Dataset entries:
╭──

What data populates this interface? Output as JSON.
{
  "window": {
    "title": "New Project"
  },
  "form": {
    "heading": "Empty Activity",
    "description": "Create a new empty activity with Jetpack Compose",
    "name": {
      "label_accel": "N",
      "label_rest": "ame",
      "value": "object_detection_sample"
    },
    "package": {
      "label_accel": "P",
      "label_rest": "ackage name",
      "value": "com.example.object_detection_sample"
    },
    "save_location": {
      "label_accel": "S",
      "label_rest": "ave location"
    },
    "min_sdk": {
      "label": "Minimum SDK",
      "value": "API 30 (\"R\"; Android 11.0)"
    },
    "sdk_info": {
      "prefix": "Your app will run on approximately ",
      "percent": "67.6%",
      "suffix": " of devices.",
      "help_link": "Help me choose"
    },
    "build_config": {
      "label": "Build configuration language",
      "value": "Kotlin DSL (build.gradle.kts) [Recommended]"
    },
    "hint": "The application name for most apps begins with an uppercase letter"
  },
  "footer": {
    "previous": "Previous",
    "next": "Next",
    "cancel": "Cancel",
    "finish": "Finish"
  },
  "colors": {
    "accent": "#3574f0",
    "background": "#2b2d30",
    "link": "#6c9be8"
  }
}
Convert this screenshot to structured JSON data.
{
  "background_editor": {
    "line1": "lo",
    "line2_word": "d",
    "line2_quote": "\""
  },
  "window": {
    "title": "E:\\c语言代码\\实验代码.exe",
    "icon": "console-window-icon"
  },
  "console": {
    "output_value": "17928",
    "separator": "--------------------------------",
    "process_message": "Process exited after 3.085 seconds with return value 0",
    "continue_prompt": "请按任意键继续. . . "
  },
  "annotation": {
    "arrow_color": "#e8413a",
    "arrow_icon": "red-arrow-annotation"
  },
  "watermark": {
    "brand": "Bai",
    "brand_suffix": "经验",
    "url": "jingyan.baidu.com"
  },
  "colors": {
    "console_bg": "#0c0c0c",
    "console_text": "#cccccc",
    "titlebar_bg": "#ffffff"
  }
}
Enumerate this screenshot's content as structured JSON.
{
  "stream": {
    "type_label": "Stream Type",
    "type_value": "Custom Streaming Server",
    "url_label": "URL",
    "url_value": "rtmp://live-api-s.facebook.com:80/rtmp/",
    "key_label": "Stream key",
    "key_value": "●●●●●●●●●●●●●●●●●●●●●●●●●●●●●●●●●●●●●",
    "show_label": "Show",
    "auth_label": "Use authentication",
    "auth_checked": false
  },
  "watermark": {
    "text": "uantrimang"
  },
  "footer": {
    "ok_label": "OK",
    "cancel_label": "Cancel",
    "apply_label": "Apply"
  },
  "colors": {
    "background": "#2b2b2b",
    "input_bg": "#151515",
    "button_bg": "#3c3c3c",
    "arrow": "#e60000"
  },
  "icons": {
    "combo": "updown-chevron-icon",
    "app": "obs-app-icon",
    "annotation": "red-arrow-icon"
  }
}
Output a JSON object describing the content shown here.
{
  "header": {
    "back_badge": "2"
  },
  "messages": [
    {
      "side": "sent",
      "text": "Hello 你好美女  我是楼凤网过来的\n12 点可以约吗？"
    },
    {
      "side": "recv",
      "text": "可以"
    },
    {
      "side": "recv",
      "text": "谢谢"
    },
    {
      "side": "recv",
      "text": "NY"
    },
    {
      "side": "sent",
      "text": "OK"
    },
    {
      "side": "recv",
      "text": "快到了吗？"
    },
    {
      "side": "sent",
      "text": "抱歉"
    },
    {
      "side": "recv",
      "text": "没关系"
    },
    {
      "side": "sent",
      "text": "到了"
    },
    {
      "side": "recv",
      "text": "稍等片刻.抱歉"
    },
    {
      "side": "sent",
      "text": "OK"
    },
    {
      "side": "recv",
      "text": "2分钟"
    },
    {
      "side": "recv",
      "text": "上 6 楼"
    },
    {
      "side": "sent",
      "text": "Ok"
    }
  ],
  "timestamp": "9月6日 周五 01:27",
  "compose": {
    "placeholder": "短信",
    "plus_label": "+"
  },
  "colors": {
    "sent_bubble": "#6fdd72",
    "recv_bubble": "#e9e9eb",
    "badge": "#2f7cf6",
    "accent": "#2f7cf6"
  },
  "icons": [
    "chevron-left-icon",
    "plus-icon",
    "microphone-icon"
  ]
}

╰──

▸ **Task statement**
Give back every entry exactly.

▸ **Written solution**
What data populates this interface? Output as JSON.
{
  "window": {
    "title": "New Project"
  },
  "form": {
    "heading": "Empty Activity",
    "description": "Create a new empty activity with Jetpack Compose",
    "name": {
      "label_accel": "N",
      "label_rest": "ame",
      "value": "object_detection_sample"
    },
    "package": {
      "label_accel": "P",
      "label_rest": "ackage name",
      "value": "com.example.object_detection_sample"
    },
    "save_location": {
      "label_accel": "S",
      "label_rest": "ave location"
    },
    "min_sdk": {
      "label": "Minimum SDK",
      "value": "API 30 (\"R\"; Android 11.0)"
    },
    "sdk_info": {
      "prefix": "Your app will run on approximately ",
      "percent": "67.6%",
      "suffix": " of devices.",
      "help_link": "Help me choose"
    },
    "build_config": {
      "label": "Build configuration language",
      "value": "Kotlin DSL (build.gradle.kts) [Recommended]"
    },
    "hint": "The application name for most apps begins with an uppercase letter"
  },
  "footer": {
    "previous": "Previous",
    "next": "Next",
    "cancel": "Cancel",
    "finish": "Finish"
  },
  "colors": {
    "accent": "#3574f0",
    "background": "#2b2d30",
    "link": "#6c9be8"
  }
}
Convert this screenshot to structured JSON data.
{
  "background_editor": {
    "line1": "lo",
    "line2_word": "d",
    "line2_quote": "\""
  },
  "window": {
    "title": "E:\\c语言代码\\实验代码.exe",
    "icon": "console-window-icon"
  },
  "console": {
    "output_value": "17928",
    "separator": "--------------------------------",
    "process_message": "Process exited after 3.085 seconds with return value 0",
    "continue_prompt": "请按任意键继续. . . "
  },
  "annotation": {
    "arrow_color": "#e8413a",
    "arrow_icon": "red-arrow-annotation"
  },
  "watermark": {
    "brand": "Bai",
    "brand_suffix": "经验",
    "url": "jingyan.baidu.com"
  },
  "colors": {
    "console_bg": "#0c0c0c",
    "console_text": "#cccccc",
    "titlebar_bg": "#ffffff"
  }
}
Enumerate this screenshot's content as structured JSON.
{
  "stream": {
    "type_label": "Stream Type",
    "type_value": "Custom Streaming Server",
    "url_label": "URL",
    "url_value": "rtmp://live-api-s.facebook.com:80/rtmp/",
    "key_label": "Stream key",
    "key_value": "●●●●●●●●●●●●●●●●●●●●●●●●●●●●●●●●●●●●●",
    "show_label": "Show",
    "auth_label": "Use authentication",
    "auth_checked": false
  },
  "watermark": {
    "text": "uantrimang"
  },
  "footer": {
    "ok_label": "OK",
    "cancel_label": "Cancel",
    "apply_label": "Apply"
  },
  "colors": {
    "background": "#2b2b2b",
    "input_bg": "#151515",
    "button_bg": "#3c3c3c",
    "arrow": "#e60000"
  },
  "icons": {
    "combo": "updown-chevron-icon",
    "app": "obs-app-icon",
    "annotation": "red-arrow-icon"
  }
}
Output a JSON object describing the content shown here.
{
  "header": {
    "back_badge": "2"
  },
  "messages": [
    {
      "side": "sent",
      "text": "Hello 你好美女  我是楼凤网过来的\n12 点可以约吗？"
    },
    {
      "side": "recv",
      "text": "可以"
    },
    {
      "side": "recv",
      "text": "谢谢"
    },
    {
      "side": "recv",
      "text": "NY"
    },
    {
      "side": "sent",
      "text": "OK"
    },
    {
      "side": "recv",
      "text": "快到了吗？"
    },
    {
      "side": "sent",
      "text": "抱歉"
    },
    {
      "side": "recv",
      "text": "没关系"
    },
    {
      "side": "sent",
      "text": "到了"
    },
    {
      "side": "recv",
      "text": "稍等片刻.抱歉"
    },
    {
      "side": "sent",
      "text": "OK"
    },
    {
      "side": "recv",
      "text": "2分钟"
    },
    {
      "side": "recv",
      "text": "上 6 楼"
    },
    {
      "side": "sent",
      "text": "Ok"
    }
  ],
  "timestamp": "9月6日 周五 01:27",
  "compose": {
    "placeholder": "短信",
    "plus_label": "+"
  },
  "colors": {
    "sent_bubble": "#6fdd72",
    "recv_bubble": "#e9e9eb",
    "badge": "#2f7cf6",
    "accent": "#2f7cf6"
  },
  "icons": [
    "chevron-left-icon",
    "plus-icon",
    "microphone-icon"
  ]
}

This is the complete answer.